◆ Source data ◆
*** Block opens ***

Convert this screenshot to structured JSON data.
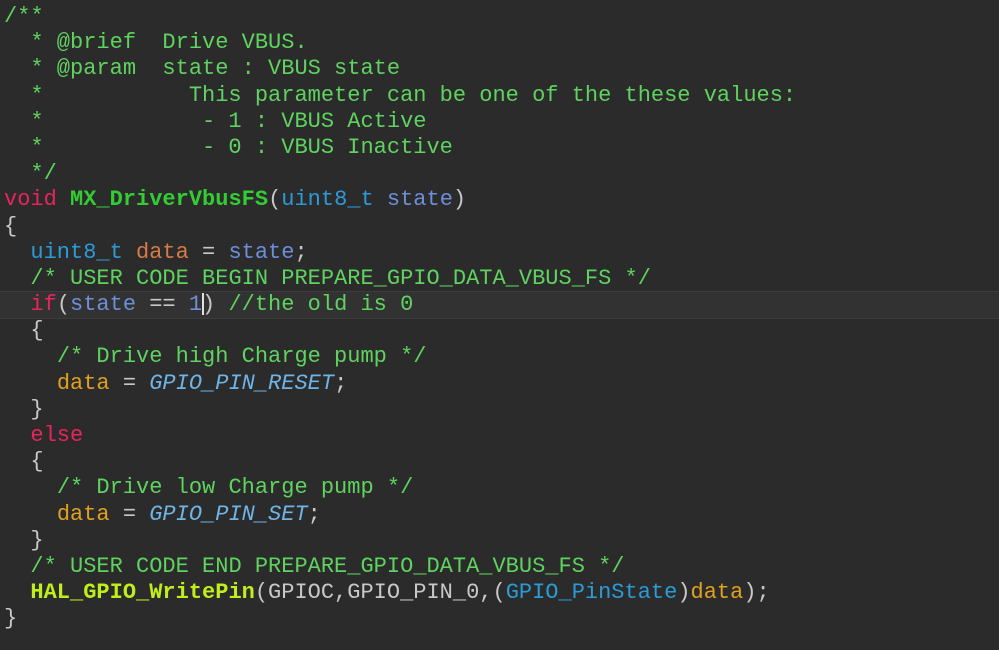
{
  "editor": {
    "current_line": 12,
    "colors": {
      "background": "#2b2b2b",
      "comment": "#5fd35f",
      "keyword": "#e8245c",
      "function": "#33cc33",
      "type": "#2b9bd8",
      "parameter": "#6d8fd9",
      "variable": "#e0a020",
      "macro": "#6fb4e6",
      "call": "#bfee1a"
    },
    "lines": [
      [
        [
          "comment",
          "/**"
        ]
      ],
      [
        [
          "comment",
          "  * @brief  Drive VBUS."
        ]
      ],
      [
        [
          "comment",
          "  * @param  state : VBUS state"
        ]
      ],
      [
        [
          "comment",
          "  *           This parameter can be one of the these values:"
        ]
      ],
      [
        [
          "comment",
          "  *            - 1 : VBUS Active"
        ]
      ],
      [
        [
          "comment",
          "  *            - 0 : VBUS Inactive"
        ]
      ],
      [
        [
          "comment",
          "  */"
        ]
      ],
      [
        [
          "keyword",
          "void"
        ],
        [
          "plain",
          " "
        ],
        [
          "func",
          "MX_DriverVbusFS"
        ],
        [
          "plain",
          "("
        ],
        [
          "type",
          "uint8_t"
        ],
        [
          "plain",
          " "
        ],
        [
          "param",
          "state"
        ],
        [
          "plain",
          ")"
        ]
      ],
      [
        [
          "plain",
          "{"
        ]
      ],
      [
        [
          "plain",
          "  "
        ],
        [
          "type",
          "uint8_t"
        ],
        [
          "plain",
          " "
        ],
        [
          "local",
          "data"
        ],
        [
          "plain",
          " = "
        ],
        [
          "param",
          "state"
        ],
        [
          "plain",
          ";"
        ]
      ],
      [
        [
          "plain",
          "  "
        ],
        [
          "comment",
          "/* USER CODE BEGIN PREPARE_GPIO_DATA_VBUS_FS */"
        ]
      ],
      [
        [
          "plain",
          "  "
        ],
        [
          "keyword",
          "if"
        ],
        [
          "plain",
          "("
        ],
        [
          "param",
          "state"
        ],
        [
          "plain",
          " == "
        ],
        [
          "number",
          "1"
        ],
        [
          "cursor",
          ""
        ],
        [
          "plain",
          ") "
        ],
        [
          "comment",
          "//the old is 0"
        ]
      ],
      [
        [
          "plain",
          "  {"
        ]
      ],
      [
        [
          "plain",
          "    "
        ],
        [
          "comment",
          "/* Drive high Charge pump */"
        ]
      ],
      [
        [
          "plain",
          "    "
        ],
        [
          "var",
          "data"
        ],
        [
          "plain",
          " = "
        ],
        [
          "macro",
          "GPIO_PIN_RESET"
        ],
        [
          "plain",
          ";"
        ]
      ],
      [
        [
          "plain",
          "  }"
        ]
      ],
      [
        [
          "plain",
          "  "
        ],
        [
          "keyword",
          "else"
        ]
      ],
      [
        [
          "plain",
          "  {"
        ]
      ],
      [
        [
          "plain",
          "    "
        ],
        [
          "comment",
          "/* Drive low Charge pump */"
        ]
      ],
      [
        [
          "plain",
          "    "
        ],
        [
          "var",
          "data"
        ],
        [
          "plain",
          " = "
        ],
        [
          "macro",
          "GPIO_PIN_SET"
        ],
        [
          "plain",
          ";"
        ]
      ],
      [
        [
          "plain",
          "  }"
        ]
      ],
      [
        [
          "plain",
          "  "
        ],
        [
          "comment",
          "/* USER CODE END PREPARE_GPIO_DATA_VBUS_FS */"
        ]
      ],
      [
        [
          "plain",
          "  "
        ],
        [
          "call",
          "HAL_GPIO_WritePin"
        ],
        [
          "plain",
          "(GPIOC,GPIO_PIN_0,("
        ],
        [
          "type",
          "GPIO_PinState"
        ],
        [
          "plain",
          ")"
        ],
        [
          "var",
          "data"
        ],
        [
          "plain",
          ");"
        ]
      ],
      [
        [
          "plain",
          "}"
        ]
      ]
    ]
  }
}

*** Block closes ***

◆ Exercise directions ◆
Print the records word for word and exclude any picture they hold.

◆ Task output ◆
Convert this screenshot to structured JSON data.
{
  "editor": {
    "current_line": 12,
    "colors": {
      "background": "#2b2b2b",
      "comment": "#5fd35f",
      "keyword": "#e8245c",
      "function": "#33cc33",
      "type": "#2b9bd8",
      "parameter": "#6d8fd9",
      "variable": "#e0a020",
      "macro": "#6fb4e6",
      "call": "#bfee1a"
    },
    "lines": [
      [
        [
          "comment",
          "/**"
        ]
      ],
      [
        [
          "comment",
          "  * @brief  Drive VBUS."
        ]
      ],
      [
        [
          "comment",
          "  * @param  state : VBUS state"
        ]
      ],
      [
        [
          "comment",
          "  *           This parameter can be one of the these values:"
        ]
      ],
      [
        [
          "comment",
          "  *            - 1 : VBUS Active"
        ]
      ],
      [
        [
          "comment",
          "  *            - 0 : VBUS Inactive"
        ]
      ],
      [
        [
          "comment",
          "  */"
        ]
      ],
      [
        [
          "keyword",
          "void"
        ],
        [
          "plain",
          " "
        ],
        [
          "func",
          "MX_DriverVbusFS"
        ],
        [
          "plain",
          "("
        ],
        [
          "type",
          "uint8_t"
        ],
        [
          "plain",
          " "
        ],
        [
          "param",
          "state"
        ],
        [
          "plain",
          ")"
        ]
      ],
      [
        [
          "plain",
          "{"
        ]
      ],
      [
        [
          "plain",
          "  "
        ],
        [
          "type",
          "uint8_t"
        ],
        [
          "plain",
          " "
        ],
        [
          "local",
          "data"
        ],
        [
          "plain",
          " = "
        ],
        [
          "param",
          "state"
        ],
        [
          "plain",
          ";"
        ]
      ],
      [
        [
          "plain",
          "  "
        ],
        [
          "comment",
          "/* USER CODE BEGIN PREPARE_GPIO_DATA_VBUS_FS */"
        ]
      ],
      [
        [
          "plain",
          "  "
        ],
        [
          "keyword",
          "if"
        ],
        [
          "plain",
          "("
        ],
        [
          "param",
          "state"
        ],
        [
          "plain",
          " == "
        ],
        [
          "number",
          "1"
        ],
        [
          "cursor",
          ""
        ],
        [
          "plain",
          ") "
        ],
        [
          "comment",
          "//the old is 0"
        ]
      ],
      [
        [
          "plain",
          "  {"
        ]
      ],
      [
        [
          "plain",
          "    "
        ],
        [
          "comment",
          "/* Drive high Charge pump */"
        ]
      ],
      [
        [
          "plain",
          "    "
        ],
        [
          "var",
          "data"
        ],
        [
          "plain",
          " = "
        ],
        [
          "macro",
          "GPIO_PIN_RESET"
        ],
        [
          "plain",
          ";"
        ]
      ],
      [
        [
          "plain",
          "  }"
        ]
      ],
      [
        [
          "plain",
          "  "
        ],
        [
          "keyword",
          "else"
        ]
      ],
      [
        [
          "plain",
          "  {"
        ]
      ],
      [
        [
          "plain",
          "    "
        ],
        [
          "comment",
          "/* Drive low Charge pump */"
        ]
      ],
      [
        [
          "plain",
          "    "
        ],
        [
          "var",
          "data"
        ],
        [
          "plain",
          " = "
        ],
        [
          "macro",
          "GPIO_PIN_SET"
        ],
        [
          "plain",
          ";"
        ]
      ],
      [
        [
          "plain",
          "  }"
        ]
      ],
      [
        [
          "plain",
          "  "
        ],
        [
          "comment",
          "/* USER CODE END PREPARE_GPIO_DATA_VBUS_FS */"
        ]
      ],
      [
        [
          "plain",
          "  "
        ],
        [
          "call",
          "HAL_GPIO_WritePin"
        ],
        [
          "plain",
          "(GPIOC,GPIO_PIN_0,("
        ],
        [
          "type",
          "GPIO_PinState"
        ],
        [
          "plain",
          ")"
        ],
        [
          "var",
          "data"
        ],
        [
          "plain",
          ");"
        ]
      ],
      [
        [
          "plain",
          "}"
        ]
      ]
    ]
  }
}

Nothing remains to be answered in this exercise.